++++ EXTRACTED ENTRIES ++++

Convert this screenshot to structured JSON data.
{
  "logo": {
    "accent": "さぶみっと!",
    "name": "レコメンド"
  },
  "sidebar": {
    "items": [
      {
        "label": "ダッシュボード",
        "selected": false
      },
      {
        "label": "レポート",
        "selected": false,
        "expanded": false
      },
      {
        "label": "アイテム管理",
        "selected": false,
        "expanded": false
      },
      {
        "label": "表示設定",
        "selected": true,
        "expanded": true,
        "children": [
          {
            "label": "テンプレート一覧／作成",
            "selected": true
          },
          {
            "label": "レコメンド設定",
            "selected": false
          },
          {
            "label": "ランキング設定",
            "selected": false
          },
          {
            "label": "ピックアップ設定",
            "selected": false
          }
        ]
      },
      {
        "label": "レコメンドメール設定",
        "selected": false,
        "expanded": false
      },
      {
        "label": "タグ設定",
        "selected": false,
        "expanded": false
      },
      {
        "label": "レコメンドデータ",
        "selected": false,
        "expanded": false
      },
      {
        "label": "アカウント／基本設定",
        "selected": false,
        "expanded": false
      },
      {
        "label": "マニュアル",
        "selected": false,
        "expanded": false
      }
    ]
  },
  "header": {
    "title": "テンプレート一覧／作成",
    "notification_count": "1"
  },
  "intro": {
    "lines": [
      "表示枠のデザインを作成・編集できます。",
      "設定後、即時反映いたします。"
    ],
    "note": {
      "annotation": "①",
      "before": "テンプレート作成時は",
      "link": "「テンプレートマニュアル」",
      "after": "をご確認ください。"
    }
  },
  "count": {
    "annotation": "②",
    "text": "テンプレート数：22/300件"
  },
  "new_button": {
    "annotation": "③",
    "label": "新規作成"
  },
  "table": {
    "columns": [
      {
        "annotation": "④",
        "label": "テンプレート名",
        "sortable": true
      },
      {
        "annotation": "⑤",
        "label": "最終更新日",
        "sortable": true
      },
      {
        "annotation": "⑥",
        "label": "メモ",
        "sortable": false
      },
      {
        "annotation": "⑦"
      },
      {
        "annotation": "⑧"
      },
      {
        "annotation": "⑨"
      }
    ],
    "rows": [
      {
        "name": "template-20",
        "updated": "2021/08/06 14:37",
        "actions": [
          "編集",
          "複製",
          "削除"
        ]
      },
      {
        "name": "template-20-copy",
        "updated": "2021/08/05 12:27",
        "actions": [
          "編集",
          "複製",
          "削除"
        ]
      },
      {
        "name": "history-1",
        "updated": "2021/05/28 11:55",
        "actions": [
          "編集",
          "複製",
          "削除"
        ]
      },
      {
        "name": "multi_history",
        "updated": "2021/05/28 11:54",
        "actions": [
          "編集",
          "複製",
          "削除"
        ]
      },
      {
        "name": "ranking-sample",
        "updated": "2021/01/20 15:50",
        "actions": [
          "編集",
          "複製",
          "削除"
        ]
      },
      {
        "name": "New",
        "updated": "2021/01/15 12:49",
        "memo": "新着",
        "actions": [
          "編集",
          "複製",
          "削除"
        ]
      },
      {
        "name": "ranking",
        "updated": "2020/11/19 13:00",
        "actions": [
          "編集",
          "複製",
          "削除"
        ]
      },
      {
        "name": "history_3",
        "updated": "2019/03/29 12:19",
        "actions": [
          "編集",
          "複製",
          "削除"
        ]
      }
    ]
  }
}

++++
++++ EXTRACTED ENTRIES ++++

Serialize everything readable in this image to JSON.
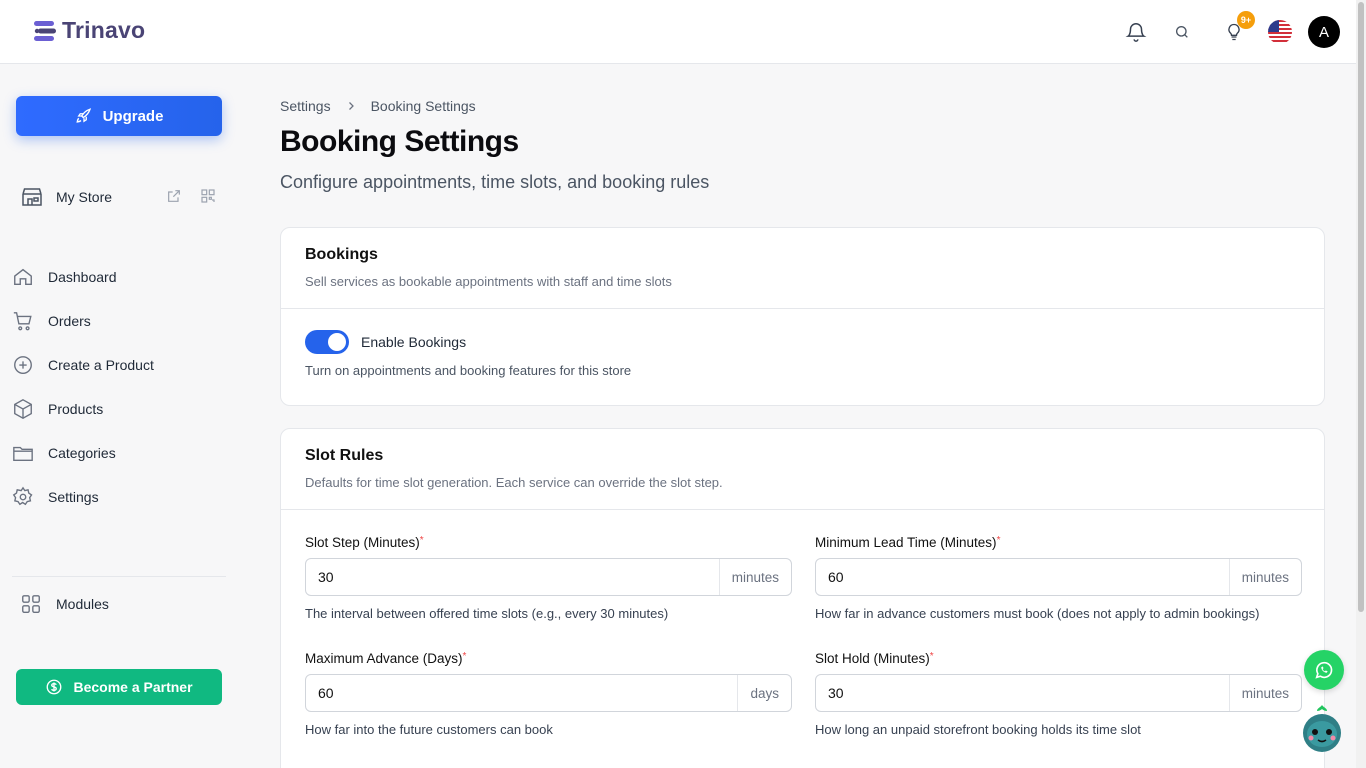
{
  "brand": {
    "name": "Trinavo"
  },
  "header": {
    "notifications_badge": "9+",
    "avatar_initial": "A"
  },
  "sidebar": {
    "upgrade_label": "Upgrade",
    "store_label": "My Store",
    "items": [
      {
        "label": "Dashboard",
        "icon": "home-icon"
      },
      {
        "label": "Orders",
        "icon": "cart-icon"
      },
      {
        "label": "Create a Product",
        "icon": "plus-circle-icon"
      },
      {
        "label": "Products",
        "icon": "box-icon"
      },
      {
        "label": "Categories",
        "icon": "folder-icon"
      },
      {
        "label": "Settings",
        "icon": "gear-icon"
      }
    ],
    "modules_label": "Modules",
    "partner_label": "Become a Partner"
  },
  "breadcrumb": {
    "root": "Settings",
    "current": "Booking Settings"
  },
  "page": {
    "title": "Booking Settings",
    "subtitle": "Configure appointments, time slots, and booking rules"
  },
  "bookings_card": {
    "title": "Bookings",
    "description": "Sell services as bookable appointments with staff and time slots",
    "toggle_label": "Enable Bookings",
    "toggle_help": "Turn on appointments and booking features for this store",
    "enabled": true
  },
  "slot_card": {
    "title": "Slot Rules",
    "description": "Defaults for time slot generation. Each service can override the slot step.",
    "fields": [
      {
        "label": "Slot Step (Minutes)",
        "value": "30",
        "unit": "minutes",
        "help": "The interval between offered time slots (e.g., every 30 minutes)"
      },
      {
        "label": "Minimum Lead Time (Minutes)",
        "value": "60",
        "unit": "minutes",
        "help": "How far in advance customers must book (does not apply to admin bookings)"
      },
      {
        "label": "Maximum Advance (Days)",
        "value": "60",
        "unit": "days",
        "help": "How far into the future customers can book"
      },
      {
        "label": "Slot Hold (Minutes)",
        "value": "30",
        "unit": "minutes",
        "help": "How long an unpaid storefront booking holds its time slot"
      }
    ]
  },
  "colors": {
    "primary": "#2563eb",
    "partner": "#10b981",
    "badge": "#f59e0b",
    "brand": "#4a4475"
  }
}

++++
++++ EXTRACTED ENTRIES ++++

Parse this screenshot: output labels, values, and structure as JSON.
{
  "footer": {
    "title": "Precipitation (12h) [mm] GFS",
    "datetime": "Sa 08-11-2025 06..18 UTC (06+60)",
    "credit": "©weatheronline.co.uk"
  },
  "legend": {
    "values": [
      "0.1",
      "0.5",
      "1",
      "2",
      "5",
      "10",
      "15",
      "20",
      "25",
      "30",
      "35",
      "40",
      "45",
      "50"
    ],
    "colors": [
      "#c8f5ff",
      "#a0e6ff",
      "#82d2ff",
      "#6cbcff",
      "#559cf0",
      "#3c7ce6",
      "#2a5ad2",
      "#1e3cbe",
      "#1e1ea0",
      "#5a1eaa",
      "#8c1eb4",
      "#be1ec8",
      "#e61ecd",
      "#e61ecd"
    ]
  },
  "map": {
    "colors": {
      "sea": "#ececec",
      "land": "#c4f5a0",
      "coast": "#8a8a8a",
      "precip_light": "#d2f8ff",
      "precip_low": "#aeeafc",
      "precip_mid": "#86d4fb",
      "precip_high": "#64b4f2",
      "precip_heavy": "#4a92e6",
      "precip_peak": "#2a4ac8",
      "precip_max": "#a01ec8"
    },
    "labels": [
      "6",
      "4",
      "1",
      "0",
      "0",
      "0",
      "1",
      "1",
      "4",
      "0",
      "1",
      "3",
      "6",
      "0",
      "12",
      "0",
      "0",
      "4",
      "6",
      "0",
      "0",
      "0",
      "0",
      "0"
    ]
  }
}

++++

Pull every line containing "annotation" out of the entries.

      "annotation": "①",
    "annotation": "②",
    "annotation": "③",
        "annotation": "④",
        "annotation": "⑤",
        "annotation": "⑥",
        "annotation": "⑦"
        "annotation": "⑧"
        "annotation": "⑨"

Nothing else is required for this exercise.